A new report by Wood Mackenzie, a global insight business for renewables, energy, and natural resources, suggests that a proposed $5 billion export route linking gas fields in the Barents Sea in Northern Norway to European markets could potentially alleviate the continent's reliance on liquefied natural gas (LNG) imports.
The report titled "Can the Norwegian Barents Sea help solve Europe's gas crisis?" highlights the resurgence of interest in the Barents Sea gas export route following Russia's invasion of Ukraine but also emphasizes the challenges that must be overcome before receiving approval from Oslo.
According to Daniel Rogers, Senior Analyst at Wood Mackenzie, the Barents Sea basin possesses abundant existing resources to fill the pipeline. However, the costs associated with developing the gas are higher than alternative imports from new LNG projects.
Despite this, the report emphasizes the cleaner nature of gas from the Barents Sea and underscores that any potential development would adhere to rigorous Norwegian environmental regulations.
To enhance cost competitiveness, the report suggests that state funding for the pipeline or the implementation of a Carbon Border Adjustment Mechanism, a tool devised by the European Union (EU) to incentivize cleaner industrial production in non-EU countries, could be considered.
"The carbon and socioeconomic argument for a pipeline - and further development of the basin - is strong, but it won't happen without government support. However, if long-term European gas demand and prices decline more rapidly than anticipated, it could further challenge the project's viability," Rogers stated, emphasizing the need for government support.
The report also cautions that while Barents Sea gas would help mitigate the decline in Norwegian production, it would not be a transformative solution. As such, a larger pipeline would be necessary to unlock the basin's potential and encourage high-impact exploration fully.
Presently, gas production in the Barents Sea primarily originates from the Snøhvit Area subsea fields, which are then transported via pipeline to the Hammerfest LNG facility. The facility is expected to operate at maximum capacity until the 2040s.

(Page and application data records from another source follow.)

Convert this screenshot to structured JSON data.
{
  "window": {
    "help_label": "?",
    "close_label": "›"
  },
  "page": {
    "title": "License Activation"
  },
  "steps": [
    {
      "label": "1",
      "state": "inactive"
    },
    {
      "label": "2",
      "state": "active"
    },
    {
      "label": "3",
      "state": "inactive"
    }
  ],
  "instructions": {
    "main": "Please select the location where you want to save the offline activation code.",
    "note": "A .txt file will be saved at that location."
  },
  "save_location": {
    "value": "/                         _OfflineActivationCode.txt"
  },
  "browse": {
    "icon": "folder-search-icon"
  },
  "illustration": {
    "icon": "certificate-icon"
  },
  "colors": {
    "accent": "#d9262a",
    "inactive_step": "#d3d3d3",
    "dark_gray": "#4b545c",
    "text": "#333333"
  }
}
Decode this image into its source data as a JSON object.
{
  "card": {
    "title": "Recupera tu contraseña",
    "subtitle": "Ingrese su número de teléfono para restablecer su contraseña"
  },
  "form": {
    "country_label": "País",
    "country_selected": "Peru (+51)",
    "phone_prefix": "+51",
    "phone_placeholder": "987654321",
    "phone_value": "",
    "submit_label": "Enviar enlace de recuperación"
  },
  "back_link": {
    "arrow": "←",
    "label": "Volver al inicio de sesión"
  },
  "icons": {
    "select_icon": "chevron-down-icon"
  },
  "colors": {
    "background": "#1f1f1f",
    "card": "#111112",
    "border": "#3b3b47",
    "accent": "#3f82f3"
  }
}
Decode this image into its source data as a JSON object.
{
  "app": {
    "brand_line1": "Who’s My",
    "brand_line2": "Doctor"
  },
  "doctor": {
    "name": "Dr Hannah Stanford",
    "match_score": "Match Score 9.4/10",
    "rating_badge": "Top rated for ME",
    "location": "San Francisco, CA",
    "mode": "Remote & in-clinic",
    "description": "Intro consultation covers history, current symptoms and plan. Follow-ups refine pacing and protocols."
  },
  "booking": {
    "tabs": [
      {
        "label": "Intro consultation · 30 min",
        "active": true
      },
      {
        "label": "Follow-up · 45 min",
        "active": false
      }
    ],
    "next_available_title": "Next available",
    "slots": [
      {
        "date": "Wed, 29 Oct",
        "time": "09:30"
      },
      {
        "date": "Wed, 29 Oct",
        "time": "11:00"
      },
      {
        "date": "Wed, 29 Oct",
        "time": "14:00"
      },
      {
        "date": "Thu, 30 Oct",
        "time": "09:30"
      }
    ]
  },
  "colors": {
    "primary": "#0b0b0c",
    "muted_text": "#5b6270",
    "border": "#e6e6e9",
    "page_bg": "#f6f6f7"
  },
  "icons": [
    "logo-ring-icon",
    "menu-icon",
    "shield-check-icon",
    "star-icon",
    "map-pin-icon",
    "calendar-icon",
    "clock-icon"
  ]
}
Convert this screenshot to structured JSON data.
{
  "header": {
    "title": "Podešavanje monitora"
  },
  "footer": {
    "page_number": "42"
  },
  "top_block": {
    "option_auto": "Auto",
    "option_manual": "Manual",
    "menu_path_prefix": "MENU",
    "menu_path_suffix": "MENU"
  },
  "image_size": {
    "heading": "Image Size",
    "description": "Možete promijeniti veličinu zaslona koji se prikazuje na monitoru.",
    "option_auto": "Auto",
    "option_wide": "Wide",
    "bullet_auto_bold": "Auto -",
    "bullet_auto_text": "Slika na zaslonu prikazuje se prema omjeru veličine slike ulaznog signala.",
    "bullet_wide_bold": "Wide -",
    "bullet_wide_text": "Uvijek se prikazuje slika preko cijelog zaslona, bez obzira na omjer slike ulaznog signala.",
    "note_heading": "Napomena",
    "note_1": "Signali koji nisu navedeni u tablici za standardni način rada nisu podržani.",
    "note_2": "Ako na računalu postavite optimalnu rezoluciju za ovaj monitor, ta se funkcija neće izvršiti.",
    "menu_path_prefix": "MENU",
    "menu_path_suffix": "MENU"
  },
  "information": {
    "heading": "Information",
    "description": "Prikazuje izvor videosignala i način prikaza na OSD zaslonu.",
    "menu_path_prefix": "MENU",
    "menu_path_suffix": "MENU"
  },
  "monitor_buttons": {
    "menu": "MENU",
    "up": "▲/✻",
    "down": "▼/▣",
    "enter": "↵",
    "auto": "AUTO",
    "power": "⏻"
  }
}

However, no direct pipeline connection exists between Barents Sea gas resources and the main Norwegian pipeline network.